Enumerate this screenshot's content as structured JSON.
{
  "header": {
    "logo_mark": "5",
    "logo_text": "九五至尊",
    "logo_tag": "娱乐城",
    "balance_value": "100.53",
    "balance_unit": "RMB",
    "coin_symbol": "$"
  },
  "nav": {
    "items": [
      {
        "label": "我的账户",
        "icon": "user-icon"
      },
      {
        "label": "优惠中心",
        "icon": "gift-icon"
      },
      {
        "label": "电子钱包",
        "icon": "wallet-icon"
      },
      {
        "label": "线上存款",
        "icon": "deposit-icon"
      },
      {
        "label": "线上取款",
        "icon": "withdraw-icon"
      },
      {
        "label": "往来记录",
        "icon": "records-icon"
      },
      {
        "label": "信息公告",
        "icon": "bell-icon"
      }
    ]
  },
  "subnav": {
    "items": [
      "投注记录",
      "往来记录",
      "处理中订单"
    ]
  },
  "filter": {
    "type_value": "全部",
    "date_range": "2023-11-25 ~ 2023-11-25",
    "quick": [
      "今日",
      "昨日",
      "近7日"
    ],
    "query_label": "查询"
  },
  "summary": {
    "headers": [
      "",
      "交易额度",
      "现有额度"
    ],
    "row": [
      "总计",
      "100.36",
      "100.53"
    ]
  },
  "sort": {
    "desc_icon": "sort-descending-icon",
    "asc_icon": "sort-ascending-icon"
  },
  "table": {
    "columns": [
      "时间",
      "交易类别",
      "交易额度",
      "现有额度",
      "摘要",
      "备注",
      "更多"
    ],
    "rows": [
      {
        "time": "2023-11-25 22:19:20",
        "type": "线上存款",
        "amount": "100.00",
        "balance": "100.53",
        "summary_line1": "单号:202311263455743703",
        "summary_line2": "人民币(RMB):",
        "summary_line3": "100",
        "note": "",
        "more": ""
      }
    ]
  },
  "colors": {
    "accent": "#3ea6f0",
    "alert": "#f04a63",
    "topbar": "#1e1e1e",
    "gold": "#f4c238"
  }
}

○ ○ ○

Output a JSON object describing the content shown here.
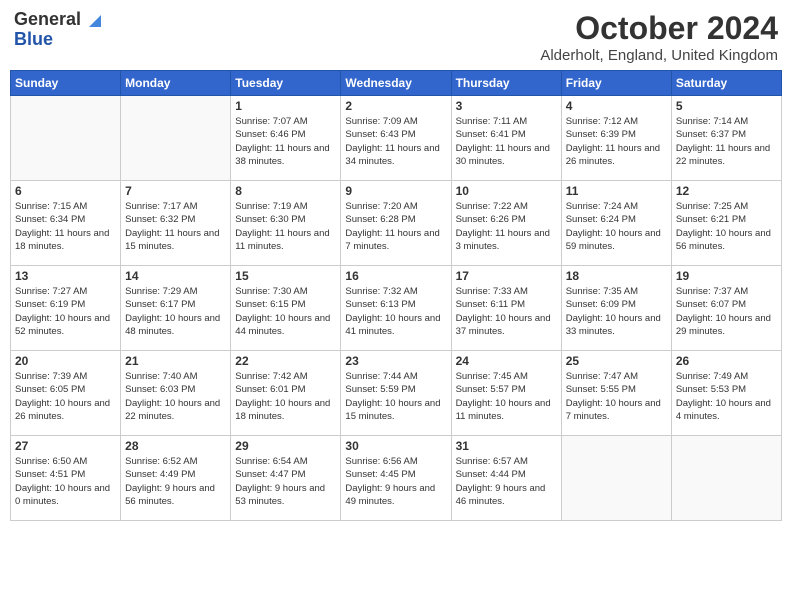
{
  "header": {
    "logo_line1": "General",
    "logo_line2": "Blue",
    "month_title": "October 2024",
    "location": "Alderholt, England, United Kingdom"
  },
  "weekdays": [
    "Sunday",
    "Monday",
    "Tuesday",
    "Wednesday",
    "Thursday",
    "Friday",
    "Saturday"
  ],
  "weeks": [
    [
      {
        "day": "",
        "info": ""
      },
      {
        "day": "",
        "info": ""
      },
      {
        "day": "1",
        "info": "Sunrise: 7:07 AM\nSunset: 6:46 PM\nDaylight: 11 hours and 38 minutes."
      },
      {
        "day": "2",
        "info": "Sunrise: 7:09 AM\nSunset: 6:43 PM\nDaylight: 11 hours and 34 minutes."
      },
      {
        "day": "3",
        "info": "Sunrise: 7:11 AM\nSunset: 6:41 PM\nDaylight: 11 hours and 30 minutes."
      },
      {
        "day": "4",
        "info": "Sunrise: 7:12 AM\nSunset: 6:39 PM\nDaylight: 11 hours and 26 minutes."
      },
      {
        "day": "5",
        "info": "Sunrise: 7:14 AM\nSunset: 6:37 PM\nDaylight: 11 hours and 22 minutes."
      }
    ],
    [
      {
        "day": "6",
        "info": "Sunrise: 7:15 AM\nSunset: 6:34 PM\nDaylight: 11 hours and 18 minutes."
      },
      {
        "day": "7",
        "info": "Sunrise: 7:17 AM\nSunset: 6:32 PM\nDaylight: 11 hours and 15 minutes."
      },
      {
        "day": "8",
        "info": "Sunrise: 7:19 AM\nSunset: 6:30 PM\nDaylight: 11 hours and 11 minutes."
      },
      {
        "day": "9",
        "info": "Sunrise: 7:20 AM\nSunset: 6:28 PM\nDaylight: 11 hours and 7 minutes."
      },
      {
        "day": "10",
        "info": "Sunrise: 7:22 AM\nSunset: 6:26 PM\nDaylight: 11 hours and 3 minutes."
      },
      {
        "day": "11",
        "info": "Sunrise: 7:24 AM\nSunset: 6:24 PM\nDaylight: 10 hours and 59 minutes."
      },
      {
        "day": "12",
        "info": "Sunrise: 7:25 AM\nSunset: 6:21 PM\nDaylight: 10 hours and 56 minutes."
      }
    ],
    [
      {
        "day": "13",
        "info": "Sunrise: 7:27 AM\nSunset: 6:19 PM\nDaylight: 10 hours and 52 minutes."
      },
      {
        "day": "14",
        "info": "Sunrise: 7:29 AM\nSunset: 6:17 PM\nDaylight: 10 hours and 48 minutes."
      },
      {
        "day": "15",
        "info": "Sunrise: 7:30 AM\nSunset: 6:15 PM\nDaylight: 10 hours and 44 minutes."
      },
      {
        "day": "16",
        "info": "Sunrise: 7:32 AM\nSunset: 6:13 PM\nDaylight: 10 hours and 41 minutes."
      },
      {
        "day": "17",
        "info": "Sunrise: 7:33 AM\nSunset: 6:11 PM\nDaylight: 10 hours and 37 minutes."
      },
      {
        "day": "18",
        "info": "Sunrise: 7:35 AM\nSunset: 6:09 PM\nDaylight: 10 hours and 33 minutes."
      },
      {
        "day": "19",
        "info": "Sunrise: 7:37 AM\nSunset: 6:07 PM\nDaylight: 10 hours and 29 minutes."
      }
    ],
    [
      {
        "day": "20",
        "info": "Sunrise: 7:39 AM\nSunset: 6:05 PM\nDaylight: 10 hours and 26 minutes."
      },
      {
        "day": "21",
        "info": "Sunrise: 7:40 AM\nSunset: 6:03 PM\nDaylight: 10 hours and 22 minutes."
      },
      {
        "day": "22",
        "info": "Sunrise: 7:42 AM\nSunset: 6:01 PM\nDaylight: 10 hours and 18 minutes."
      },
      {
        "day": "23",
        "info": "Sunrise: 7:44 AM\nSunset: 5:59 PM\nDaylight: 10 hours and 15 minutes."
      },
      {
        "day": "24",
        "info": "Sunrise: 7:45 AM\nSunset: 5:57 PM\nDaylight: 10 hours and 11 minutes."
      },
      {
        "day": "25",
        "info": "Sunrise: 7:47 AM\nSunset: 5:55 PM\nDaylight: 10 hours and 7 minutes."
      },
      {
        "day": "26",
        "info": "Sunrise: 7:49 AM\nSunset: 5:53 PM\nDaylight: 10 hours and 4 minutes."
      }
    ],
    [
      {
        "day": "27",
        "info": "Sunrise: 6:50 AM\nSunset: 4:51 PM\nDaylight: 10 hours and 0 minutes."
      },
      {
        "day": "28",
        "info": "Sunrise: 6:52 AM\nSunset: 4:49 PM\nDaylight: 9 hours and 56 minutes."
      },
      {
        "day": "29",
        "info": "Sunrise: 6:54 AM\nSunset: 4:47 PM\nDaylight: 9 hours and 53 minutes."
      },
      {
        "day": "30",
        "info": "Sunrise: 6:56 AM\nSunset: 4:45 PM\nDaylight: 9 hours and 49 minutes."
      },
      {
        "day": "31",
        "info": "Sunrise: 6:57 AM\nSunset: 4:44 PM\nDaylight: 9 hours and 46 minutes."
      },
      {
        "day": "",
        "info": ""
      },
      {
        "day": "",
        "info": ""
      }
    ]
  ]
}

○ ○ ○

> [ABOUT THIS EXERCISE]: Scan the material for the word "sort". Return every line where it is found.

> [SOLVED EXERCISE]:
  "sort": {
    "desc_icon": "sort-descending-icon",
    "asc_icon": "sort-ascending-icon"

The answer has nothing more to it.